-------- Information

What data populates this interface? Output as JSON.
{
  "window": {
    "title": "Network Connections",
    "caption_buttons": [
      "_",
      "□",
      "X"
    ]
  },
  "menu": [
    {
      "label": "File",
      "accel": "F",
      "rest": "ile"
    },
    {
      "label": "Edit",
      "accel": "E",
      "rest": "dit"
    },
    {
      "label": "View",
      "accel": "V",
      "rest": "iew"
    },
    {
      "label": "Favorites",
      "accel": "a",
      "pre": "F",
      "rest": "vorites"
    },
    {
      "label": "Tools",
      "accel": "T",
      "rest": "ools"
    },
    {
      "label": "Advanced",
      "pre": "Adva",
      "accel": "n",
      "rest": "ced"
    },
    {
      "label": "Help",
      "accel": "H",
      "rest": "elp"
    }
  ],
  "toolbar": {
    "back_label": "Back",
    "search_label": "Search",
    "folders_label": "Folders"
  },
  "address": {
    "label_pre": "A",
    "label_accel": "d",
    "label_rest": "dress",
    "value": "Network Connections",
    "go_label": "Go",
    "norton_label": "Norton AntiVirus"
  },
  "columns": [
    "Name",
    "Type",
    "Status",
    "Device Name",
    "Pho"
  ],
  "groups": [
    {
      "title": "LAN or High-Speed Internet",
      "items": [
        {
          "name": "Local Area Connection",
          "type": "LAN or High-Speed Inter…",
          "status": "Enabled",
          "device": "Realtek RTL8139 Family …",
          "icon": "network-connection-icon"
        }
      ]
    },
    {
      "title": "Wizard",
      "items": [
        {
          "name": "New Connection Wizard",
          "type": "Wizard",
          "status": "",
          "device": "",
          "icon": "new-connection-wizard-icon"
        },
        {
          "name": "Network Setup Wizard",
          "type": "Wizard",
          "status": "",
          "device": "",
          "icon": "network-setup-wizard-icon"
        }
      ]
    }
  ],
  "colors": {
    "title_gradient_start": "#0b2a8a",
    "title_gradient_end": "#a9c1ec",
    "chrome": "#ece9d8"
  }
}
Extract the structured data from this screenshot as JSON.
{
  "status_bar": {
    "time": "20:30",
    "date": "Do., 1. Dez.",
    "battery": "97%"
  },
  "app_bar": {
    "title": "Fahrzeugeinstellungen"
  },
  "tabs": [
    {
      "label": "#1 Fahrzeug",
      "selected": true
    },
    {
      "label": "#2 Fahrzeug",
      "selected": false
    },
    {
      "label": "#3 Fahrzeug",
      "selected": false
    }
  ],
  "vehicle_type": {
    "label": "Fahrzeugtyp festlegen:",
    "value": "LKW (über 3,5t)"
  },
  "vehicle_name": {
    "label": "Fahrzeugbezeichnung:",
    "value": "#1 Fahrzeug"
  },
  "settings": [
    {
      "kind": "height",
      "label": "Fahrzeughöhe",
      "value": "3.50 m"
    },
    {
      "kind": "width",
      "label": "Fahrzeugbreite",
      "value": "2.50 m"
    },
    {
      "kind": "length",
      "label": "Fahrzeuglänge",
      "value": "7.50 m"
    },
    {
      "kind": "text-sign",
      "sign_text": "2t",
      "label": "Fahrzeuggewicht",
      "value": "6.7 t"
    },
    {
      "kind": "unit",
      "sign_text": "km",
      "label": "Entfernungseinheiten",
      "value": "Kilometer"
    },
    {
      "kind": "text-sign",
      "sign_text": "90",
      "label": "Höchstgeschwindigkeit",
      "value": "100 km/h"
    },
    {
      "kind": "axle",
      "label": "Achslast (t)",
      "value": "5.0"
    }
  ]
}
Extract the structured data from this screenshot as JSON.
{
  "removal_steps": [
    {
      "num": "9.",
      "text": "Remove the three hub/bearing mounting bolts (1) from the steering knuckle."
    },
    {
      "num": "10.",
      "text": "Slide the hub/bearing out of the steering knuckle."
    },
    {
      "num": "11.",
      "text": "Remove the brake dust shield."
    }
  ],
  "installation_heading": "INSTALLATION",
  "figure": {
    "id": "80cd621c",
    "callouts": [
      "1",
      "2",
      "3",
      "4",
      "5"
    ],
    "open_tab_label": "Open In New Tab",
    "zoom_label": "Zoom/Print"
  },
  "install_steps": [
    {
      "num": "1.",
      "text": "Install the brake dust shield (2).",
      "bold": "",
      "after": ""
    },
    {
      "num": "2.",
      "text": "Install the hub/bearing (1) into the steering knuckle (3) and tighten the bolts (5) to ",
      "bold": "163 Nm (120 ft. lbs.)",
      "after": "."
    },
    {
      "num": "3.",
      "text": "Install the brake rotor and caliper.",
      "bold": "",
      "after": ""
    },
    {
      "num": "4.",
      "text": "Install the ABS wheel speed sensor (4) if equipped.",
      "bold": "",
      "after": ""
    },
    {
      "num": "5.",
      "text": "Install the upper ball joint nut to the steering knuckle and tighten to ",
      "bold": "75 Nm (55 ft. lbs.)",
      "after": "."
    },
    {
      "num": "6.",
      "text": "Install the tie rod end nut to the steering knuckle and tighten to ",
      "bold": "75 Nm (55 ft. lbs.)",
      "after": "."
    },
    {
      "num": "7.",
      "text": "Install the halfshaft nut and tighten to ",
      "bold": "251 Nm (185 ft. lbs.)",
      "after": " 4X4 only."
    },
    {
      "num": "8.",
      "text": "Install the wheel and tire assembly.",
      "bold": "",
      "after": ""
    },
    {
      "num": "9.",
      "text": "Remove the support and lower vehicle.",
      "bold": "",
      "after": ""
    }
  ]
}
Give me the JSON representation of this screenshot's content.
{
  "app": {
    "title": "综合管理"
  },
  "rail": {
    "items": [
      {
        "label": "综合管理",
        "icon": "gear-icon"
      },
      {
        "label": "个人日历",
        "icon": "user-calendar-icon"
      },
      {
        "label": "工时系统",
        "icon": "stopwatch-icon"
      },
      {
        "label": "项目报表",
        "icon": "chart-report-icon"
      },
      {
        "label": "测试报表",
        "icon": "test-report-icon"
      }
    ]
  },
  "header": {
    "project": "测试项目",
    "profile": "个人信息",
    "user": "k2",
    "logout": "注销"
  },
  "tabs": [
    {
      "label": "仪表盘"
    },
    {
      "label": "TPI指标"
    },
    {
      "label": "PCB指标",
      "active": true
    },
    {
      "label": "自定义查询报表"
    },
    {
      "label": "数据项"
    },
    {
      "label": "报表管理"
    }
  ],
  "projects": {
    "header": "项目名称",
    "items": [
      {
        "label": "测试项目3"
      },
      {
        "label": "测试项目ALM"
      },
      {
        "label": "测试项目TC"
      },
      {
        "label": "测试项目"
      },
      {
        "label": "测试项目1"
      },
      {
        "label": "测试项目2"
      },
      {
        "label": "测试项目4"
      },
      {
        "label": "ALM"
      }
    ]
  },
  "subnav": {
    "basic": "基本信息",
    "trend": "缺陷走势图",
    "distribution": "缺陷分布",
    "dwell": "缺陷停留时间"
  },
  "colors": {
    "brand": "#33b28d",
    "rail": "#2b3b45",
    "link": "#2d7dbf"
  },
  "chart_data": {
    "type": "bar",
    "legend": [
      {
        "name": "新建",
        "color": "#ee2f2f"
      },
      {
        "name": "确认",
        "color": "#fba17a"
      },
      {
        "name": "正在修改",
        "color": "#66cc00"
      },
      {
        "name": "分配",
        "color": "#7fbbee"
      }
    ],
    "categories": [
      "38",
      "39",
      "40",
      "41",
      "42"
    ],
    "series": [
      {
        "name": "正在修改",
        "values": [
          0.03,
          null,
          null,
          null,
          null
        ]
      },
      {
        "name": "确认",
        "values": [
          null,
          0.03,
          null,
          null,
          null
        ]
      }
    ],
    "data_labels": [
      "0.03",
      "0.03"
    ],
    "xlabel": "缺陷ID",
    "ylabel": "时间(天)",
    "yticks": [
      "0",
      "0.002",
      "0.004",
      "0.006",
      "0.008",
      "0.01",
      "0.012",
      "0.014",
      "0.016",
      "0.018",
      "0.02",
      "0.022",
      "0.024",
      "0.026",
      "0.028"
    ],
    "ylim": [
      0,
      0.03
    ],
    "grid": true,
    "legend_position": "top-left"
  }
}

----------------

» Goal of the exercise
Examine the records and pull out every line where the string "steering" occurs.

» Answer box
      "text": "Remove the three hub/bearing mounting bolts (1) from the steering knuckle."
      "text": "Slide the hub/bearing out of the steering knuckle."
      "text": "Install the hub/bearing (1) into the steering knuckle (3) and tighten the bolts (5) to ",
      "text": "Install the upper ball joint nut to the steering knuckle and tighten to ",
      "text": "Install the tie rod end nut to the steering knuckle and tighten to ",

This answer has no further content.